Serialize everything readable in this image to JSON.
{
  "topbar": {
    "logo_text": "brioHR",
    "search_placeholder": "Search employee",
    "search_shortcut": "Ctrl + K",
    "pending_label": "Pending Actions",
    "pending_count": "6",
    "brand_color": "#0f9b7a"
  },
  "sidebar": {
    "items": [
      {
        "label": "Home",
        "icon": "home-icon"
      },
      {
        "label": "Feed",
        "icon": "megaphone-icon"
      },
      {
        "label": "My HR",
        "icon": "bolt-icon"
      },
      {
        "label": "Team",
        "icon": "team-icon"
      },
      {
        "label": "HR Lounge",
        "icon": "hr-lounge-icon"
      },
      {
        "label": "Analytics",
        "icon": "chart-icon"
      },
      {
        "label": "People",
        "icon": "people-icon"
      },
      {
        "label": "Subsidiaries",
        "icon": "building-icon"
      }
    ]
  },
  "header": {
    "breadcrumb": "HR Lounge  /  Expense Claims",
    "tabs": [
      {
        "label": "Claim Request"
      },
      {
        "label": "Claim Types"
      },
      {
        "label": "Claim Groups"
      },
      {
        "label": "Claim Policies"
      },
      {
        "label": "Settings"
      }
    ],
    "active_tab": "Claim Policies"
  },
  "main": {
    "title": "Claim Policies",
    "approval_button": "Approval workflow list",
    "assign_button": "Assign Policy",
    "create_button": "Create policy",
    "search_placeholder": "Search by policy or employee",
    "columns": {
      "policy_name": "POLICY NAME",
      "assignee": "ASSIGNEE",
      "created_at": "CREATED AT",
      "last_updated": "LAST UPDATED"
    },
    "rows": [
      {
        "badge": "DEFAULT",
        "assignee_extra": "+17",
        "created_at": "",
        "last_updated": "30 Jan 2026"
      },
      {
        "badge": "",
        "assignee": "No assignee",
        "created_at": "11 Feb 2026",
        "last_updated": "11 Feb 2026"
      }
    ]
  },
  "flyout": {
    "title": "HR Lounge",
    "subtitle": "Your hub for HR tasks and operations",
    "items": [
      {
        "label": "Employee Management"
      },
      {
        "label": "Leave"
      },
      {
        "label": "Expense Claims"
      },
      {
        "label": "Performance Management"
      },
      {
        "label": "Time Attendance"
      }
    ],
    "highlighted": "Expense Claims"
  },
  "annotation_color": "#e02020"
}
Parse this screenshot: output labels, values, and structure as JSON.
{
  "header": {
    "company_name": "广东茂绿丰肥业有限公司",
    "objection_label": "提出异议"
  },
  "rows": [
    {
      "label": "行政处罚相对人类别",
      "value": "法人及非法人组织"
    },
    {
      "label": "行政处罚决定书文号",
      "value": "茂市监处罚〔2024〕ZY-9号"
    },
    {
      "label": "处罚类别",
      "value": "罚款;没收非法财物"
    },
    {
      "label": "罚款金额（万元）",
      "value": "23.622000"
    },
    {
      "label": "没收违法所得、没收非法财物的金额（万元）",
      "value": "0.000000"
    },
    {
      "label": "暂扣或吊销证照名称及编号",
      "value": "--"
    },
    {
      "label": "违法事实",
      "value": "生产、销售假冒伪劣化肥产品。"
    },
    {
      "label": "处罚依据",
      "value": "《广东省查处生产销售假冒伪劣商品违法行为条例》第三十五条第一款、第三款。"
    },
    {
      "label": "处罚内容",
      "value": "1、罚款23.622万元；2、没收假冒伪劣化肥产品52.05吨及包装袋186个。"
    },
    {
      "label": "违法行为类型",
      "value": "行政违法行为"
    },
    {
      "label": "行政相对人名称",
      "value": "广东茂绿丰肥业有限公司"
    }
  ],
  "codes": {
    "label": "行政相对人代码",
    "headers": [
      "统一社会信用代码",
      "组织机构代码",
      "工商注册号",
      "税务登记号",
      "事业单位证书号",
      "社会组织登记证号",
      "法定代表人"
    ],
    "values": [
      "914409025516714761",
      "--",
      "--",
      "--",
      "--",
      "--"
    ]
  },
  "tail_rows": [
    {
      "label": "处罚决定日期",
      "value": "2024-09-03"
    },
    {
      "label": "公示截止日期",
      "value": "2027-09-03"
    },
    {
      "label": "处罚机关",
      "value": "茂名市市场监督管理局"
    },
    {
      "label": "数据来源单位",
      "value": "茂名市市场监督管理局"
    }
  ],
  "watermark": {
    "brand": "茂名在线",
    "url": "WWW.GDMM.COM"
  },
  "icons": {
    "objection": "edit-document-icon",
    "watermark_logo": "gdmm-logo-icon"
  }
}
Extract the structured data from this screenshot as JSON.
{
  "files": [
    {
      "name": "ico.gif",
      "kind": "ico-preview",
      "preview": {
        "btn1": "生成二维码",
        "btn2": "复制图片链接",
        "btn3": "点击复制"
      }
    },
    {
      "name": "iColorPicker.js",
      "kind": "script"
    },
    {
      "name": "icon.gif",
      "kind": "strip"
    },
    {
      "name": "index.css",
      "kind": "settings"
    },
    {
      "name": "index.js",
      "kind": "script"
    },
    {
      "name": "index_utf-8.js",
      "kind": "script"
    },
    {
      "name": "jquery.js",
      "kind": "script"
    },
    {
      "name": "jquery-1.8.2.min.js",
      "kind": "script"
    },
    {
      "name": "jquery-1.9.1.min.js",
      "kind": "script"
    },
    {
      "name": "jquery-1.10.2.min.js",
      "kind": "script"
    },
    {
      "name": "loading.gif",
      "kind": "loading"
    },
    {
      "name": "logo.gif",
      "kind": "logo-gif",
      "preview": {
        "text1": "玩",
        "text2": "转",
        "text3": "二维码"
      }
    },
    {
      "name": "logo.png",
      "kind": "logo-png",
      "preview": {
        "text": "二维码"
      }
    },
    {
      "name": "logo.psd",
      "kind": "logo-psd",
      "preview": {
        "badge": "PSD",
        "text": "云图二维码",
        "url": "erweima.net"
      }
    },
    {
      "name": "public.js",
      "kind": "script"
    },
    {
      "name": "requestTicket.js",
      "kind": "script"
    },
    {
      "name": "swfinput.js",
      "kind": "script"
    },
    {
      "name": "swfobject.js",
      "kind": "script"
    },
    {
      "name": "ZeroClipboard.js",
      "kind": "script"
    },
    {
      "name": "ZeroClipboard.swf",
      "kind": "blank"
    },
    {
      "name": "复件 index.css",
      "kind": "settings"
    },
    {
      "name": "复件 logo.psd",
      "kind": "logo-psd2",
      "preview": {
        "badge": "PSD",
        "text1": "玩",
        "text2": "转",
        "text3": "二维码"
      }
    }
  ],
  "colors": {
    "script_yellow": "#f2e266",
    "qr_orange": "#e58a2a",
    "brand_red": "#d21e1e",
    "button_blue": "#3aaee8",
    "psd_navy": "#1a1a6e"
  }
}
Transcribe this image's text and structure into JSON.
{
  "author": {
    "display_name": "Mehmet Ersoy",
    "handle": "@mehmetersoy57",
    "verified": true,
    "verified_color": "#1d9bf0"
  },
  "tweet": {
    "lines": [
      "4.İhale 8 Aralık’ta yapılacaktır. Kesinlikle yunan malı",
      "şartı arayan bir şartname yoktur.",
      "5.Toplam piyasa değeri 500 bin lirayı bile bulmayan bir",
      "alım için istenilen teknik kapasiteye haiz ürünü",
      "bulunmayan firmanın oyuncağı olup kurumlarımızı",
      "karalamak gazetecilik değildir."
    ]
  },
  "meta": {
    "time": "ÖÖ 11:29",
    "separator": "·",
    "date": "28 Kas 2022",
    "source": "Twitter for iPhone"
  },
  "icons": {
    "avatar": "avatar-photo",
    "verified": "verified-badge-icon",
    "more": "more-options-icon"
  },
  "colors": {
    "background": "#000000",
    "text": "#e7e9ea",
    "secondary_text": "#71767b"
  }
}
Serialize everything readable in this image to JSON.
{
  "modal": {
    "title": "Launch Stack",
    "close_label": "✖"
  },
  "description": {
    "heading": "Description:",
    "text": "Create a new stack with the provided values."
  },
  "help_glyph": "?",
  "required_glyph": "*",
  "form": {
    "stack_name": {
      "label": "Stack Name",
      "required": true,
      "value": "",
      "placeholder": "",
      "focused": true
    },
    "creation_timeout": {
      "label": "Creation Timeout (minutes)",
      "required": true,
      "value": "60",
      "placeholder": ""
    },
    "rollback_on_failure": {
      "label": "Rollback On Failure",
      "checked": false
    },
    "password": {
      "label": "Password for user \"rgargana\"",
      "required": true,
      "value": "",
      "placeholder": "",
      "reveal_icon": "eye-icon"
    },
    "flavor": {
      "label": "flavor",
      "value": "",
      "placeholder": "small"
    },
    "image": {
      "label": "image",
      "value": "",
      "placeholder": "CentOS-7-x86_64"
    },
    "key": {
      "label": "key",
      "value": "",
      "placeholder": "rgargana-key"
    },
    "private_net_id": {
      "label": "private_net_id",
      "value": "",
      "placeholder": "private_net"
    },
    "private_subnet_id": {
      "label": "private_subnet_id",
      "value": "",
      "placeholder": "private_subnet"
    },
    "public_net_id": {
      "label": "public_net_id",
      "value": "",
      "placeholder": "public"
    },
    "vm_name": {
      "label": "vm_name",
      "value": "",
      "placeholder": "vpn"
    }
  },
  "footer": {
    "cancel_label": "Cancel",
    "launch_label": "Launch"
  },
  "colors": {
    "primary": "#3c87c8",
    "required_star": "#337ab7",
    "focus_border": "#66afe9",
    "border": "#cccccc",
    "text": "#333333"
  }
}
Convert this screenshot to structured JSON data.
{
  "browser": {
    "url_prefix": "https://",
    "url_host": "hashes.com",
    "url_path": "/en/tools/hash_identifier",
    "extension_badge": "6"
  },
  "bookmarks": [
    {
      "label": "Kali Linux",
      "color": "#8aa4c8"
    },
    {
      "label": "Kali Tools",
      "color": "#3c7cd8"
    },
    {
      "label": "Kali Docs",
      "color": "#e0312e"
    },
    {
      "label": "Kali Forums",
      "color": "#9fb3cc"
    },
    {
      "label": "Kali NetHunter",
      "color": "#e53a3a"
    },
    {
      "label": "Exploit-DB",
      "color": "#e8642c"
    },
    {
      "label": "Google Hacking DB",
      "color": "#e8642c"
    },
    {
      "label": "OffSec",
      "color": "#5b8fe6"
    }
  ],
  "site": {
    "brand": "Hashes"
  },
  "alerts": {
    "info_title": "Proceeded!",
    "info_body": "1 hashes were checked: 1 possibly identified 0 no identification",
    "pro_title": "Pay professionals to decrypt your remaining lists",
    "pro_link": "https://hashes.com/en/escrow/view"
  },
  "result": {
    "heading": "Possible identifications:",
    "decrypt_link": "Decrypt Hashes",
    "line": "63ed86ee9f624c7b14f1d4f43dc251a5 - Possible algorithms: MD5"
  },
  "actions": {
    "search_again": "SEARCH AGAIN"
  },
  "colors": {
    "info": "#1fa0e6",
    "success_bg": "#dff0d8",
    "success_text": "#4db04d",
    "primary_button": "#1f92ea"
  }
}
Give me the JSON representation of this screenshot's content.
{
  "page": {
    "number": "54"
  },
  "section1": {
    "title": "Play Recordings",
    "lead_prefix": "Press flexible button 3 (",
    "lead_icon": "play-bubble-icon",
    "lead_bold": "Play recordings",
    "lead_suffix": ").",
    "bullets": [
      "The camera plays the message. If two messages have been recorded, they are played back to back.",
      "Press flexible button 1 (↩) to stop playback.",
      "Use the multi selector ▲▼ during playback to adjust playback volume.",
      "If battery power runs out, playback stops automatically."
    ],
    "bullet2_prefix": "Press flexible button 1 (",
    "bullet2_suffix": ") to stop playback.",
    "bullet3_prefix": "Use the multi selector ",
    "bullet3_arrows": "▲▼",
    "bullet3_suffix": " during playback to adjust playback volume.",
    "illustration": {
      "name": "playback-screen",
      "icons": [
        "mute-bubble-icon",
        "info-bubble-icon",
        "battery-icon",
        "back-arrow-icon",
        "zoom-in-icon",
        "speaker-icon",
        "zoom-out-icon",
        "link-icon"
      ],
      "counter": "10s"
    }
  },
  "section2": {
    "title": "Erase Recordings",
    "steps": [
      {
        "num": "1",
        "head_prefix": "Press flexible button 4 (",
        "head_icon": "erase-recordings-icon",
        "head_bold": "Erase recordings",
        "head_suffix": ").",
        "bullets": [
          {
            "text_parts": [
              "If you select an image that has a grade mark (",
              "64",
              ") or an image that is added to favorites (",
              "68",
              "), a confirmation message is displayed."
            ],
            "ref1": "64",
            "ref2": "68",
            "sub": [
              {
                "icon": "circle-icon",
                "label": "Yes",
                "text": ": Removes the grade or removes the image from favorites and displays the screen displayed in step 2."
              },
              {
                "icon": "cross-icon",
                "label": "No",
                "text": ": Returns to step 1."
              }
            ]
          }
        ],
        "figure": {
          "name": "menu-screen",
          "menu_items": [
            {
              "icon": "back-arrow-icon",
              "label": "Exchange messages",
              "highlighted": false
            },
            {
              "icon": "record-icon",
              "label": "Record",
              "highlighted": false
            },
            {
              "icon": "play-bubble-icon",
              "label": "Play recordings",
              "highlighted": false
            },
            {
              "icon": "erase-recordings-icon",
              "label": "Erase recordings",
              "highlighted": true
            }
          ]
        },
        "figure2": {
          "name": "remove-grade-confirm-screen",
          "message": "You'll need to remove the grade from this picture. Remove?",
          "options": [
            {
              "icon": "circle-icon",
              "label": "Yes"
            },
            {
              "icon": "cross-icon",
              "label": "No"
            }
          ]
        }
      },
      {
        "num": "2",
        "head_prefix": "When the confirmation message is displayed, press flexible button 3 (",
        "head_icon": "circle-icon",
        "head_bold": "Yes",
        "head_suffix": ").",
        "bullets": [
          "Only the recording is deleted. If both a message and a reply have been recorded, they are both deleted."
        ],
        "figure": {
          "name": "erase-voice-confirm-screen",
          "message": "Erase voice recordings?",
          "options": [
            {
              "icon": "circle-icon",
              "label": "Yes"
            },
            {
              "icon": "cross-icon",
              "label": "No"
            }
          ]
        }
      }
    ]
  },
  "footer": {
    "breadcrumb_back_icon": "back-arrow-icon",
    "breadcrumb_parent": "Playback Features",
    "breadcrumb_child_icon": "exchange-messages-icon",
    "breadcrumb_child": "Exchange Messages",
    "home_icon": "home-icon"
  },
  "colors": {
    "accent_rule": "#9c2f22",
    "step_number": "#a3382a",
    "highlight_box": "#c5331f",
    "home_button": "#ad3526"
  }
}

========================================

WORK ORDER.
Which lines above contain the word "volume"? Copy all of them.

RESULT OF THE TASK.
      "Use the multi selector ▲▼ during playback to adjust playback volume.",
    "bullet3_suffix": " during playback to adjust playback volume.",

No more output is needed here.